I’ve been obsessing about Anne Rice lately. I keep thinking, what if she finally dies? Sorry for being morbid but, what if she does? For the last 5 years, all she ever wrote are her Jesus novels (which I prefer to get from the likes of Christopher Moore who gives Jesus hard-on and other sorts of unmessiah-like virtues) and her Christian-themed memoir Called Out of Darkness.

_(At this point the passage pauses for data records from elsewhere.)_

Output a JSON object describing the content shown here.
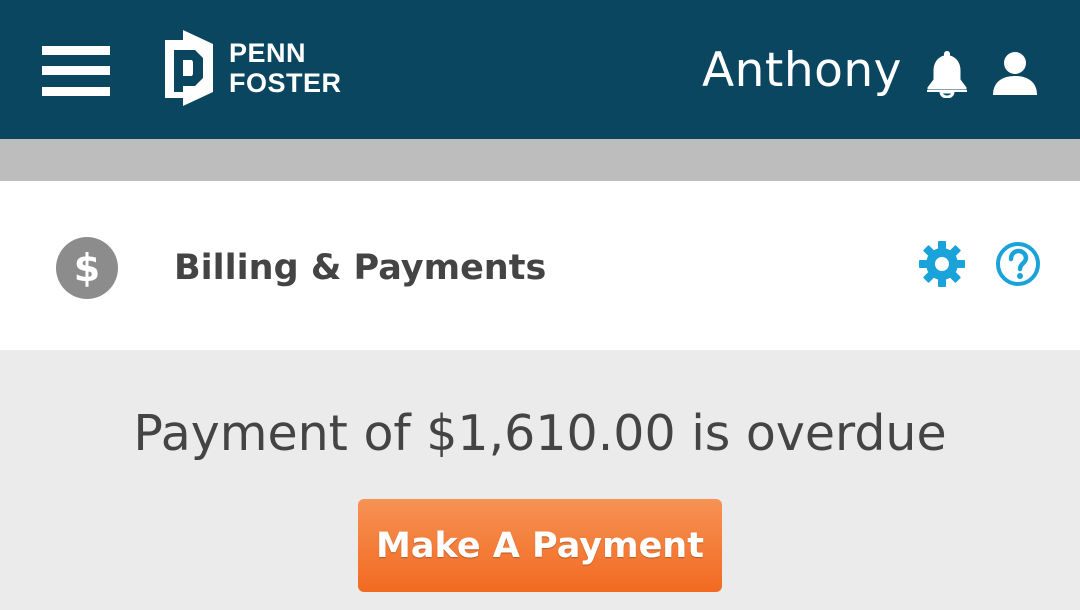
{
  "colors": {
    "header_bg": "#0b4660",
    "accent_blue": "#1aa3d9",
    "button_orange": "#f26a21",
    "badge_gray": "#8c8c8c"
  },
  "header": {
    "menu_icon": "hamburger-menu-icon",
    "logo": {
      "line1": "PENN",
      "line2": "FOSTER"
    },
    "username": "Anthony",
    "notification_icon": "bell-icon",
    "profile_icon": "user-icon"
  },
  "section": {
    "icon": "dollar-icon",
    "icon_glyph": "$",
    "title": "Billing & Payments",
    "settings_icon": "gear-icon",
    "help_icon": "help-icon"
  },
  "main": {
    "overdue_message": "Payment of $1,610.00 is overdue",
    "pay_button_label": "Make A Payment"
  }
}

In college, I had obsessed even harder. In my so-called book review of Blood Canticle in the college paper, I prepared extra hard to write the most flattering, most know-it-all sounding book review of the last Chronicle to come out of Miss Rice’s most fabulous and most popular series, The Vampire Chronicles. I’d be the happiest fanboy if I could just get that ‘review’ published. You know how college writers are: so eager to dazzle the studentry with their gorgeous prose, with their world-changing take on the latest popular novel as if their sad, would-be ignored, cookie-cutter reviews will ever be read by anyone other than the editors and their sad selves. Me, I didn’t care. I just wanted to show off and hoped that Anne Rice herself will one day will read my review of her book.

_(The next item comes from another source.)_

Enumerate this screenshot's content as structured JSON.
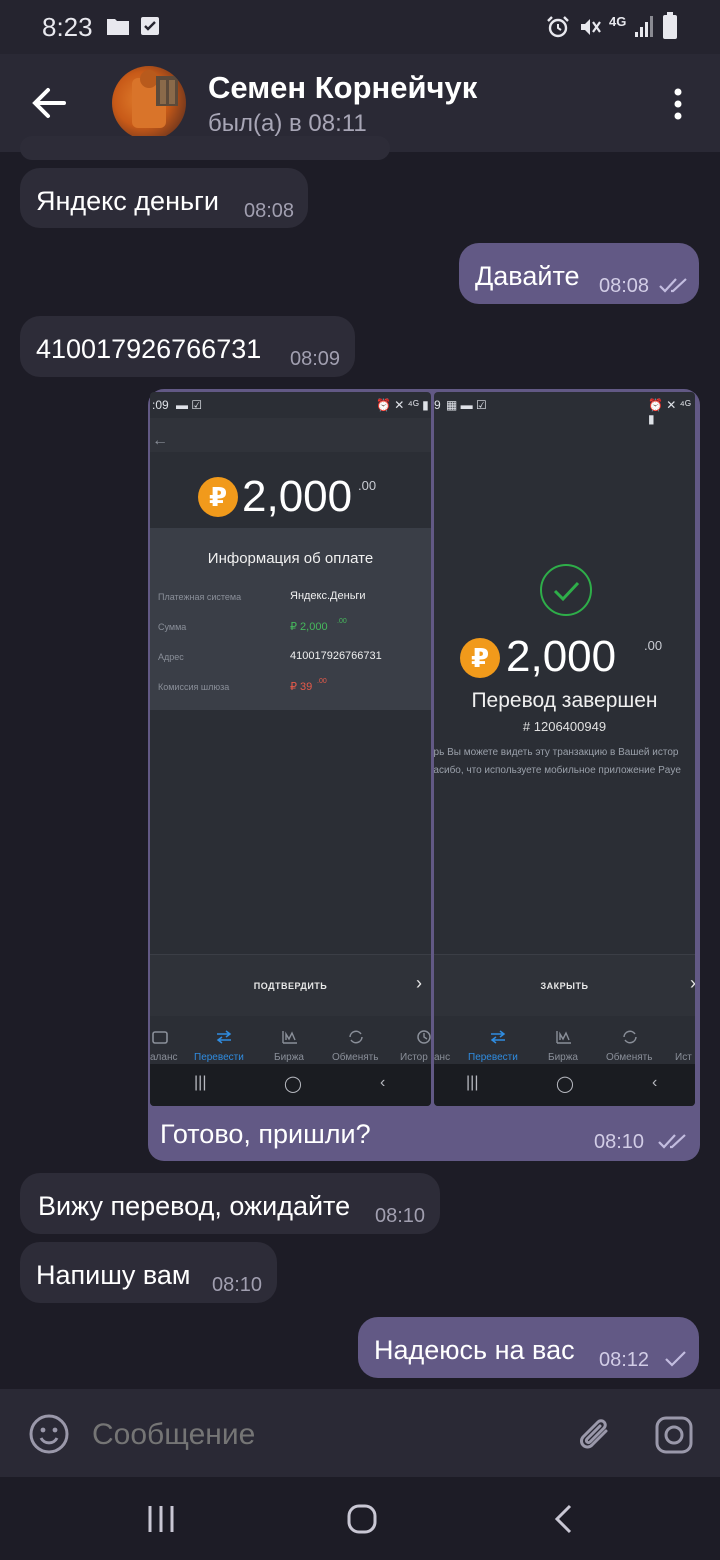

As preparation for this, I’ve read every single Amazon review there is on Blood Canticle and they were among the most vicious criticisms I’ve ever read. The Anne Rice fans were vicious just because they weren’t happy about the final Lestat novel. I took this personally and may even have made an Amazon account just to get back at the retards who called Anne a hack. Fortunately for them, Amazon does not allow reviews from wannabes because they have a way of detecting. Joke lang. To be an Amazon reviewer as it turns out, you need to have purchased at least one item. Then October came and I was finally able to read the book in all its tarnished glory.
In a way, I was more relieved because it was certainly easier for me to malign, hate, criticize something I didn’t like. And I know Anne Rice so it would be very easy. Though she may never come across my beautiful writing as I wish she would, I still have the same hopes for vampire lit’s most enduring, most flamboyant, and sexiest vamp tramp Lestat. I thought Lestat should have had a more proper exit, a more bombastic one, any kind of exit befitting the true prince of vampire literature. If you’ve ever cared for Anne’s works, you’ll have no trouble denouncing Blood Canticle as an instrument of destruction which in its very slim form, took all but 400 pages to ruin whatever fantasies, hopes and dreams (of movie adaptations, musicals, etc) you may have had turned into, uh, ashes.
I have been looking for some thing to devoted ungodly fanaticism to but I just can’t find one as enduring as Anne Rice. She’s about to turn 69 this October 14 and to be symbolic about it, I am rereading Prism of the Night: A Biography of Anne Rice by Katherine Ramsland. I have a month to finish it and even though it’s Anne Rice-novel long, I’d still gladly indulge and set aside Blackwood Farm for the meantime. I have yet to find a thing to fanatically follow so I really hope she doesn’t die soon, and that she starts revamping The Vampire Chronicles soon. A fanboy can hope.
Dear Anne, if you’re reading this, happy 69th!